Adding 4.88 gears has returned the modest zip Toyota intended when taking off from a dead stop. They also resulted in less harsh use of the skinny pedal. Barring a trailer attached to it, after regearing the truck climbs hills reasonably well, and (with some manual control of shift positions) it ascends western mountains in a steady (though still not effortless) manner. For long distance drives, it no longer rises much over 3100 rpm to maintain 75mph on the relatively flat landscapes of the Great Salt Lake and the Nevada Basin and Range country.
Often as not, though, a trailer is attached to our Cruiser, and there the new gears add further benefits. Trailering, whether towing two KLR’s to a new section of the Utah Backcountry Discovery Route, lugging a pallet of Sacrete home, or towing our Dinoot overland trailer, now requires much less flogging of the Toyota’s 4.5L straight six. While regearing alone is never going to give a V6 the performance of a V8, it will make it feel less like a 4-cylinder due to larger tires or other rolling resistance. With the 4.88s, we found the sweet spot in gearing with 35” tires, and have since willingly made the ultimate jump to 37” rubber.
Coupled with the t-case Crawler Gears, the Land Cruiser now performs like a champ when the pavement is left in your rear view. With 37” KM3’s, the regeared 80 Series finally extracts all the potential that Toyota engineers built into this global 4×4 platform. The control and power of the 4.88s reduces the need for dangerous momentum on obstacles, allows careful tire placement, and improves descent control by reducing the need for braking. Paired with the 3.12:1 t-case gears, 1st gear in low range can now dish out both sloth and snort, as needed.
The performance boost from the gears is never more evident than when pulling a trailer off-road. Towing two tons of firewood and military trailer at 7000’ to reach a cabin high in the Rocky Mountains illustrates this perfectly. Climbing over football- to medicine-ball-sized rocks, the 10,000-pound truck/trailer combo feels totally controlled, lacking a need for extra throttle, and spot on for gear ratios.

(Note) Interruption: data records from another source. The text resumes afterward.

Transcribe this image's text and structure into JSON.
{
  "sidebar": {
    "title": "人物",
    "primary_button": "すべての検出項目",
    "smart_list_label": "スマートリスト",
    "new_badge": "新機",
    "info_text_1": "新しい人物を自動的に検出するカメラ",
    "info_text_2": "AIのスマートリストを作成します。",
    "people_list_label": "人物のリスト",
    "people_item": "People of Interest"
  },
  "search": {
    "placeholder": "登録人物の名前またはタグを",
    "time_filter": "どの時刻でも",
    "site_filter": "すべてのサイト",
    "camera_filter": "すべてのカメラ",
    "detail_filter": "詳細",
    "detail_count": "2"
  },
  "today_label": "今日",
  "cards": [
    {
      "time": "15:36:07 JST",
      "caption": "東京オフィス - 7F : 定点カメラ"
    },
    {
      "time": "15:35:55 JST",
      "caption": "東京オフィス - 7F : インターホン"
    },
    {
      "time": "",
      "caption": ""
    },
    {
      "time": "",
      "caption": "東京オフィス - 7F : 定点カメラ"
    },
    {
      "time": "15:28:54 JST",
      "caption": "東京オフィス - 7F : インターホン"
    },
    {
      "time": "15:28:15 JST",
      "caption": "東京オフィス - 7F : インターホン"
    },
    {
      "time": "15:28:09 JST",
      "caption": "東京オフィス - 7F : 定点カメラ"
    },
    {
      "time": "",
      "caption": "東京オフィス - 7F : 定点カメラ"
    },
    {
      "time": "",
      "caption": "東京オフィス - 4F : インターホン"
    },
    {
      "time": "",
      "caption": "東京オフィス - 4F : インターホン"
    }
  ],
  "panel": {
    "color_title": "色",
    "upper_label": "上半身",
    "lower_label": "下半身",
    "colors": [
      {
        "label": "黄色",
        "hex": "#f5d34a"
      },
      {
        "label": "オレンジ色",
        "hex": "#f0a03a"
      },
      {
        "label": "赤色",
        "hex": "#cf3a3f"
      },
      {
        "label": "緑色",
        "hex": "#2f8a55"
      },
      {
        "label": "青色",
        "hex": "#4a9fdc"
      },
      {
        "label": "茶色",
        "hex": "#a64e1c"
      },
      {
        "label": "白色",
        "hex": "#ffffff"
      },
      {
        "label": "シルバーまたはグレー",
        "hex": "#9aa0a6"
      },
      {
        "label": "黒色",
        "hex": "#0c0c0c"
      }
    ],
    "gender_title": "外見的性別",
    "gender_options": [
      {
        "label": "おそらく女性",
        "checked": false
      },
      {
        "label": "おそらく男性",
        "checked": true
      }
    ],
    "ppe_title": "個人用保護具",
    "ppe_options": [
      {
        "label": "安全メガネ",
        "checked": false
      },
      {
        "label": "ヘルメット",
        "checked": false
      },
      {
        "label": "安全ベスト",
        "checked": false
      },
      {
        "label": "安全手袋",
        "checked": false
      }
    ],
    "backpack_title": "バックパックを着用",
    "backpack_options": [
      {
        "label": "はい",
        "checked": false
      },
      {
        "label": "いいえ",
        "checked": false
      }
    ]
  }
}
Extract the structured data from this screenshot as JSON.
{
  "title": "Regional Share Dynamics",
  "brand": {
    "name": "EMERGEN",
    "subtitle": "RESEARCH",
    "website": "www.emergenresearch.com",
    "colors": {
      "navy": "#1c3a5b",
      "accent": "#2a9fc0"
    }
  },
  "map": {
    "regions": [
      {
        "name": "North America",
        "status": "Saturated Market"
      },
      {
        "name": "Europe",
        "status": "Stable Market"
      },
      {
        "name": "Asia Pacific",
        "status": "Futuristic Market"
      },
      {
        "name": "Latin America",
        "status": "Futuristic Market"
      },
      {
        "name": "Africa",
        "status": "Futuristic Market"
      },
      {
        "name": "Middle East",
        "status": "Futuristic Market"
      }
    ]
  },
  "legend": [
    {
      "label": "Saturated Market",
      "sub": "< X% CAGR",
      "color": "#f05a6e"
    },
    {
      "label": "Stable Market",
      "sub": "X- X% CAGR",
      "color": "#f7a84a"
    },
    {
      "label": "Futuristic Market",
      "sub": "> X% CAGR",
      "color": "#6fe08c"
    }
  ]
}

The same has been true in hundreds of miles of pulling our little Dinoot, which tips the scales at 1,400 pounds when loaded. Over sand and snow and slick rock, the 4.88s have allowed better towing control, whether climbing out of washes or executing precise backing maneuvers among obstacles. Pulling the Dinoot up to 10,000’ on Nevada’s Wheeler Peak also reminded me how valuable proper gearing is at higher altitudes. In all these situations, the power just feels better.
Our Final Verdict
Was 4.88 the right ratio? For 35” tires it’s certainly right. For 37’s the set-up is also correct IF you anticipate gaining power output in the future, or if you don’t tow much. At some point, however, an owner has to ask if an engine swap or forced induction is the need. Until a Cummins R2.8 appears on my doorstep, the best answer is probably the bolt-on turbo kit from Wit’s End in Oregon. Thanks to Marlin Crawler, RANDYS and RCV, however, I can say that our Cruiser now has the optimum balance of gearing to carry it down any trail. It’s a remarkably capable, composed and reliable rig, and will be for decades to come.
About the Gear Doctor: Dr. Sean Michael has been designing, abusing and testing outdoor gear since the 1980’s, and began reviewing products for Off-road.com in 2000. Today, he is Professor of Outdoor Product Design & Development at Utah State University, a product consultant, and a frequent Instructor at Overland Expo. Follow his trips and gear (ab)use @thegeardoctor on Instagram.